When you


spoken English focus on:


: volume, pitch, tone, intonation and accent.


: dialect (


Yorkshire, Cornish, Jamaican) or sociolect (


Standard or Multicultural London English), slang, jargon, vague language.


: how does the conversation flow? Are speakers hesitant or fluent? Are there repetitions, false starts, pauses, fillers?


: how do people make a conversation work well? Who dominates and how? Are there questions and interruptions? How do people get involved in the conversation? Are some people shut out?Slide18

Key Terms


- our own particular, personal way of


Dialect - a way of speaking shared by a particular group of people, usually from a particular geographic


Sociolect - a social dialect: a way of speaking shared by a particular group of people from a particular age, ethnic group or social


Vague language - 'whatever', 'sort of', 'like', as well as 'lots', 'plenty' and


Fillers - 'sort of', 'you know', 'like'Slide19

Understanding Different Context

Your speech in context

One question you might be asked to think about is: how do you change your speech and language to fit different situations? You should use the techniques above to think about your word choice and accent in contexts such as


in the classroom

with your mates

with your parents

at the doctors

in front of the head teacherSlide20

Understanding Different Context Cont.

Understanding different contexts

Identifying the features of different kinds of speech is the first step in understanding spoken language. The second is hearing how speech changes to fit different contexts. These can be different places (such as the playground, a doctor's surgery, a law court or a job interview) and different audiences (


adults, friends, potential employers).

Key to each context is purpose - why we are having the conversation in the first place. Are we sharing gossip with friends in order to bond more tightly with our social group? Or boasting of some achievement in order to raise our status within that group? Are we giving or asking for important information? Are we persuading someone we are trustworthy so they will give us a job?Slide21

Spoken Genres

Spoken genres

Another, related question, you might be asked to address is: how does speech change in different genres? This refers to different kinds of speaking, and can include: public talks, political speeches, TV presenters, even school assemblies. With these questions it is important to consider the audience. Notice how the speakers use language that will be understood and accepted by the people they are talking to.

One tip is to notice the dress code. Politicians, for example, like to remove their ties if they are trying to appear more relaxed or 'in touch' with ordinary people (although that raises the question: what do we mean by 'ordinary' people!).

You might also look at the way media


and advertising agencies have started to embrace regional accents. You should note which accents are preferred for which products. Some market research surveys, for example, have suggested that the public trust some accents more than others. In one, a Yorkshire accent was deemed the most trustworthy in the UK, ahead of Newcastle and Welsh.Slide22

Speech Genre: Continued

'Created speech' is another genre you might be asked to look at. This is speech that has been written by scriptwriters to sound like ordinary, everyday speech. It is the type of speech you hear on soap-operas, from Coronation Street to
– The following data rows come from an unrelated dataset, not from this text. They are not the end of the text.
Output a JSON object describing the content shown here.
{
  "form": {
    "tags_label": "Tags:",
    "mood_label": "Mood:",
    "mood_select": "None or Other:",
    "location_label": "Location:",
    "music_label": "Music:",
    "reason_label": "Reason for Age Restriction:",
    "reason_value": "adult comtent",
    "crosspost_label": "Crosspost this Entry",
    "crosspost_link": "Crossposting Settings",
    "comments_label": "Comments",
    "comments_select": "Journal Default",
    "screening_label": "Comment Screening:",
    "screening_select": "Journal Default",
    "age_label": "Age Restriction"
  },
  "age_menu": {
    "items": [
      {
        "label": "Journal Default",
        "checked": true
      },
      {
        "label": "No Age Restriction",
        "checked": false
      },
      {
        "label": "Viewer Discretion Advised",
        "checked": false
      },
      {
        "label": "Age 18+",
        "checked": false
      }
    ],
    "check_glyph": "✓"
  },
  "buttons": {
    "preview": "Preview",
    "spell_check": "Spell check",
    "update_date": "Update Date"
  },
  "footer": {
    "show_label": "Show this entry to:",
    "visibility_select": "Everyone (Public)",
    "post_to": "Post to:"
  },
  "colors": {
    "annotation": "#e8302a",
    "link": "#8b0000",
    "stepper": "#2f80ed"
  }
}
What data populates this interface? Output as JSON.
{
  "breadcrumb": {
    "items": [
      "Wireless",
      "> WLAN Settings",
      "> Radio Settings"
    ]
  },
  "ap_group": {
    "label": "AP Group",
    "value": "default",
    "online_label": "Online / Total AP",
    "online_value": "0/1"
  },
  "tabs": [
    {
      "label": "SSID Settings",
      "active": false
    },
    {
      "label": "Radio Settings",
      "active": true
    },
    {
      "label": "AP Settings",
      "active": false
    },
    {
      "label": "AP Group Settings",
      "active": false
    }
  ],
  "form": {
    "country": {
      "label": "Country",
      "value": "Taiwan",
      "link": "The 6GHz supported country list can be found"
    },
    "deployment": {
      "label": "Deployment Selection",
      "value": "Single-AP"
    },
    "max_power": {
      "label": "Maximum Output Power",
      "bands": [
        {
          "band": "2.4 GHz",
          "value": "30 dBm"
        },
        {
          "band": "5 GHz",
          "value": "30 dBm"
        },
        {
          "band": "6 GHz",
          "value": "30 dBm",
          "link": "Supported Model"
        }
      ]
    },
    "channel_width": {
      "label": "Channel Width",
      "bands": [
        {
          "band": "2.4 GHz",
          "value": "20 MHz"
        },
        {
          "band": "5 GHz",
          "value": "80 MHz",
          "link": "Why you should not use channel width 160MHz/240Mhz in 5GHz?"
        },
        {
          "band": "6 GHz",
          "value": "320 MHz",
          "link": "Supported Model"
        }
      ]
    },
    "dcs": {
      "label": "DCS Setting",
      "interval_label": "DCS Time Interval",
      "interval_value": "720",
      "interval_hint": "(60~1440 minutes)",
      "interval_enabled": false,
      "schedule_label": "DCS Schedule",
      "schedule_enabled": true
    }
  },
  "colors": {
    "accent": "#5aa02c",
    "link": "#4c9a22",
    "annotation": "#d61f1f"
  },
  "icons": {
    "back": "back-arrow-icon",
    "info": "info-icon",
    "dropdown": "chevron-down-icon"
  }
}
. There is a great art to making dialogue 'believable' or 'authentic', but how like actual speech is it?

To answer this question you will need to consider the needs of the scripts and the realities of social interaction. A script needs to be clear so that viewers can follow an argument or a plot. Actors therefore tend to take turns in speaking. While this may be true for more formal social situations, it is not generally how we actually speak. Our conversations are marked with overlaps, interruptions, repetitions, false starts and mumbles.

Key terms

Repertoire - the different ways we have of speaking in different contexts

Language routines - what we say when we meet various people (


at the Doctor's: "Good morning, how are you? What seems to be the problem? Really? Yes, ok if you'd just like to roll up your sleeve...")

Shom More....